Former CEO Says "Only An Exorcist" Can Save Airline
Talk about cutting off one's nose, to spite their face. The
controversial -- but, in the eyes of many analysts and investors,
absolutely necessary -- sale of Italian flag carrier Alitalia
appears to be dead in the water Thursday, after new demands from
the beleaguered airline's unions sent negotiators from Air
According to numerous news reports, those unions introduced
11th-hour proposal calling for the buyers to save jobs at
Alitalia... a condition Air France-KLM reportedly found
Current Italian prime minister Romano Prodi said unions made "a
grave mistake" with those demands, reports The International Herald
Tribune... and Italy's Economy Minister told parliament the only
alternative may be 'emergency administration,' otherwise known as
"I regretfully acknowledge the breakdown in negotiations, which
is none of our doing," Air France chairman Jean-Cyril Spinetta
pointedly told the media. "This is a project I have profoundly
believed in and continue to do so, because it would have ensured
Alitalia a rapid return to profitable growth."
The board at Alitalia
held emergency meetings Thursday to discuss ways to bring Air
France-KLM back to the table... but few expect the board to find a
"I think it is pretty much over," JP Morgan analyst Chris Avery
told Reuters. "There are too many unions involved, there is an
imminent election and there does not appear to be a viable,
concrete alternative proposal out there. I can't see how this can

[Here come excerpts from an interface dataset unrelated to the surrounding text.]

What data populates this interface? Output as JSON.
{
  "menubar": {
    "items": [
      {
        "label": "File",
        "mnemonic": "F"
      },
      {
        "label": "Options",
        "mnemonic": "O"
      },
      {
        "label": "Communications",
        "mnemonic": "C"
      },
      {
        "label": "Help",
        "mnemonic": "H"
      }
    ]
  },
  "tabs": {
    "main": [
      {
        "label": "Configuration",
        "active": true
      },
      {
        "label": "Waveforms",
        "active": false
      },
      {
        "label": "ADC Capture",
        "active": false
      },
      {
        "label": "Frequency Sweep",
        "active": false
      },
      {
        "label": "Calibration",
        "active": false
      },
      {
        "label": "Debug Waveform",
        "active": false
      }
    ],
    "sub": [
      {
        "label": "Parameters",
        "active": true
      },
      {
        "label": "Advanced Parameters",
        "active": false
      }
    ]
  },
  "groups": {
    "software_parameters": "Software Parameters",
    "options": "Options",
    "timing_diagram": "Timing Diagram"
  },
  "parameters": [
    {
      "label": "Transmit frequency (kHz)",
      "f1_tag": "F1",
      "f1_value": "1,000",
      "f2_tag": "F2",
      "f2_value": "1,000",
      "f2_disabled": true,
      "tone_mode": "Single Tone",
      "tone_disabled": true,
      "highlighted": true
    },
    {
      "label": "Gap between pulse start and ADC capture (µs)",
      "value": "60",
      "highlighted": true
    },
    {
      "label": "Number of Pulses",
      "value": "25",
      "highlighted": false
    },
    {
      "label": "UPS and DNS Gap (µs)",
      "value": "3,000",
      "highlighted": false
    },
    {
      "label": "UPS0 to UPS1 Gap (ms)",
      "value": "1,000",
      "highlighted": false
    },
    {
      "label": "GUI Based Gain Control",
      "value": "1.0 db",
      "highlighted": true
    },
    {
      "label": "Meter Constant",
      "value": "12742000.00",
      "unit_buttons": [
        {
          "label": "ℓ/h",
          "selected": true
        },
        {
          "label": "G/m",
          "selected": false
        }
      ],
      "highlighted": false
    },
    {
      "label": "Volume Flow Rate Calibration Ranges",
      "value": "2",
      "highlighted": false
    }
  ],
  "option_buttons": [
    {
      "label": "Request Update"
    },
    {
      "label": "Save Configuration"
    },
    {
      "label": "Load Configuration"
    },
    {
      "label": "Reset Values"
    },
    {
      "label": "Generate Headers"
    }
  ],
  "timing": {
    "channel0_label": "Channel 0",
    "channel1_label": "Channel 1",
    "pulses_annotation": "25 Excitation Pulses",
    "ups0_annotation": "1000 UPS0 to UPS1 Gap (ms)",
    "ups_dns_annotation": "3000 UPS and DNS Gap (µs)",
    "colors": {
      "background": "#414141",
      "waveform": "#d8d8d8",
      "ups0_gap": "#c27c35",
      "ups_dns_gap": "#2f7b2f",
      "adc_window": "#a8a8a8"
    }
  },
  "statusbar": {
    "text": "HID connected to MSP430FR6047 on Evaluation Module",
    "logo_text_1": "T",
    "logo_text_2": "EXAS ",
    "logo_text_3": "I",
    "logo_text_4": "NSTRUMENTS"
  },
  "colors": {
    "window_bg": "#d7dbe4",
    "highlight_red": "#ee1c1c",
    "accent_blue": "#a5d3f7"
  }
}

As ANN reported last month,
the Alitalia board accepted a $1.17 billion takeover offer from Air
France-KLM on March 16. The takeover followed several attempts by
the Italian government to sell off its stake in the troubled

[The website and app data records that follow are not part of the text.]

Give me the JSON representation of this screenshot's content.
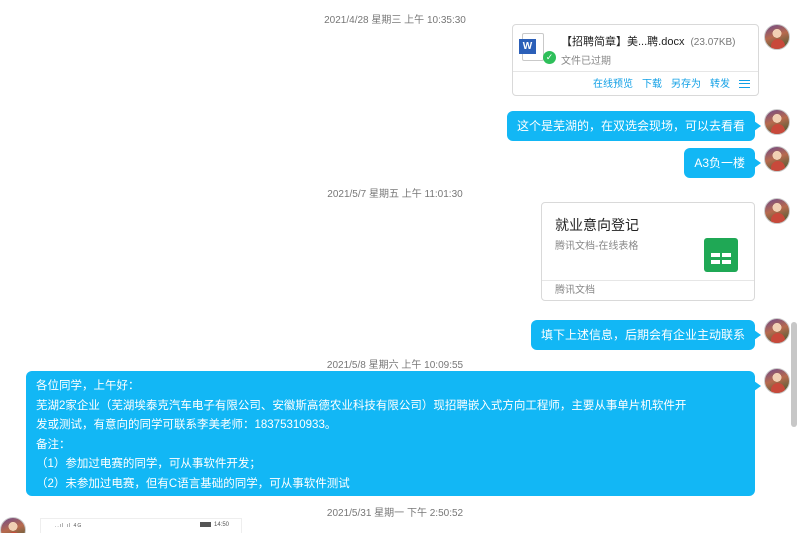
{
  "timestamps": {
    "t1": "2021/4/28 星期三 上午 10:35:30",
    "t2": "2021/5/7 星期五 上午 11:01:30",
    "t3": "2021/5/8 星期六 上午 10:09:55",
    "t4": "2021/5/31 星期一 下午 2:50:52"
  },
  "file_message": {
    "icon": "word-doc-icon",
    "name": "【招聘简章】美...聘.docx",
    "size": "(23.07KB)",
    "status": "文件已过期",
    "actions": [
      "在线预览",
      "下载",
      "另存为",
      "转发"
    ],
    "menu_icon": "menu-icon"
  },
  "messages": {
    "m1": "这个是芜湖的，在双选会现场，可以去看看",
    "m2": "A3负一楼",
    "m3": "填下上述信息，后期会有企业主动联系"
  },
  "doc_card": {
    "title": "就业意向登记",
    "subtitle": "腾讯文档-在线表格",
    "icon": "spreadsheet-icon",
    "footer": "腾讯文档"
  },
  "announcement": {
    "lines": [
      "各位同学，上午好：",
      "芜湖2家企业（芜湖埃泰克汽车电子有限公司、安徽斯高德农业科技有限公司）现招聘嵌入式方向工程师，主要从事单片机软件开",
      "发或测试，有意向的同学可联系李美老师：18375310933。",
      "备注：",
      "（1）参加过电赛的同学，可从事软件开发；",
      "（2）未参加过电赛，但有C语言基础的同学，可从事软件测试"
    ]
  },
  "phone_preview": {
    "status_left": "..ıl ıl 4G",
    "time": "14:50"
  },
  "colors": {
    "bubble": "#12b7f5",
    "link": "#12a0e6",
    "sheet_green": "#1fa855",
    "word_blue": "#2b5fb8"
  }
}
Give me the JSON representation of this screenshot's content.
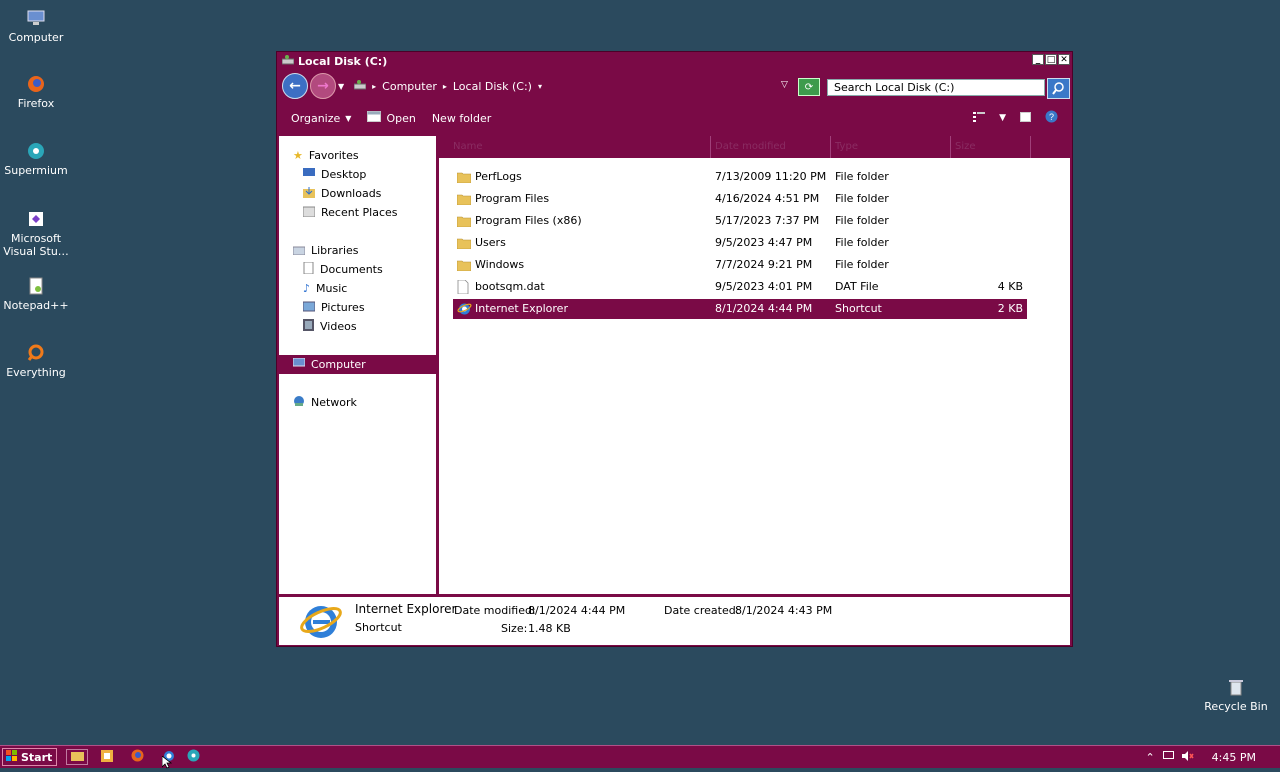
{
  "desktop": {
    "icons": [
      {
        "label": "Computer"
      },
      {
        "label": "Firefox"
      },
      {
        "label": "Supermium"
      },
      {
        "label": "Microsoft Visual Stu…"
      },
      {
        "label": "Notepad++"
      },
      {
        "label": "Everything"
      },
      {
        "label": "Recycle Bin"
      }
    ]
  },
  "window": {
    "title": "Local Disk (C:)",
    "breadcrumbs": [
      "Computer",
      "Local Disk (C:)"
    ],
    "search_placeholder": "Search Local Disk (C:)",
    "toolbar": {
      "organize": "Organize",
      "open": "Open",
      "new_folder": "New folder"
    },
    "nav": {
      "favorites": "Favorites",
      "desktop": "Desktop",
      "downloads": "Downloads",
      "recent": "Recent Places",
      "libraries": "Libraries",
      "documents": "Documents",
      "music": "Music",
      "pictures": "Pictures",
      "videos": "Videos",
      "computer": "Computer",
      "network": "Network"
    },
    "columns": {
      "name": "Name",
      "date": "Date modified",
      "type": "Type",
      "size": "Size"
    },
    "files": [
      {
        "name": "PerfLogs",
        "date": "7/13/2009 11:20 PM",
        "type": "File folder",
        "size": "",
        "icon": "folder-icon"
      },
      {
        "name": "Program Files",
        "date": "4/16/2024 4:51 PM",
        "type": "File folder",
        "size": "",
        "icon": "folder-icon"
      },
      {
        "name": "Program Files (x86)",
        "date": "5/17/2023 7:37 PM",
        "type": "File folder",
        "size": "",
        "icon": "folder-icon"
      },
      {
        "name": "Users",
        "date": "9/5/2023 4:47 PM",
        "type": "File folder",
        "size": "",
        "icon": "folder-icon"
      },
      {
        "name": "Windows",
        "date": "7/7/2024 9:21 PM",
        "type": "File folder",
        "size": "",
        "icon": "folder-icon"
      },
      {
        "name": "bootsqm.dat",
        "date": "9/5/2023 4:01 PM",
        "type": "DAT File",
        "size": "4 KB",
        "icon": "file-icon"
      },
      {
        "name": "Internet Explorer",
        "date": "8/1/2024 4:44 PM",
        "type": "Shortcut",
        "size": "2 KB",
        "icon": "ie-shortcut-icon"
      }
    ],
    "details": {
      "name": "Internet Explorer",
      "type": "Shortcut",
      "date_modified_label": "Date modified:",
      "date_modified": "8/1/2024 4:44 PM",
      "date_created_label": "Date created:",
      "date_created": "8/1/2024 4:43 PM",
      "size_label": "Size:",
      "size": "1.48 KB"
    }
  },
  "taskbar": {
    "start": "Start",
    "clock": "4:45 PM"
  },
  "colors": {
    "accent": "#7a0a46",
    "desktop": "#2b4a5e"
  }
}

airline, including a failed auction involving just two bidders, Air
France-KLM and rival Italian carrier Air One.
The subsequent French takeover -- described as "hard to digest"
in one Italian editorial, and "a painful yes" -- worked out to one
share in Air France/KLM for every 160 shares in Alitalia... a
valuation of .10 euro per share in the Italian airline, or an 80
percent discount from Alitalia's closing stock price two days
Also casting a pall on the future of Alitalia was Wednesday's
sudden resignation of the carrier's CEO, Maurizio Prato, who was a
fierce proponent of the Air France takeover. Following the unions'
new demands, Prato left in frustration... reportedly calling
Alitalia "cursed," adding "only an exorcist" could save it.
He may be right.
"Following the collapse in the negotiations between AF-KLM and
Alitalia, a result of unions' opposition to the proposed
restructuring plan and the political cost of the privatization
prior to the Italian elections, the future for Alitalia is
uncertain and it could be argued that the only option now is
bankruptcy," said Frost & Sullivan commercial aviation analyst
Diogenis Papiomytis. "The alternative would be for either Air One
or a new investor to prepare a restructuring plan and bid for the
carrier as soon as a new Finance minister is in position after the
"However, with the ongoing global credit crisis, it is uncertain
whether any investor can finance Alitalia's takeover and
restructuring through debt," Papiomytis added. "In the meantime,
Alitalia's short-term liabilities will put further pressure on a
already negative climate."
Perhaps realizing they may have overplayed their hand,
Alitalia's unions put on concessionary faces Thursday, going to the
media with their view the government should hold off on any final
decision on Alitalia's future until new parliamentary elections are
held April 13 and 14. But many believe it's already too late.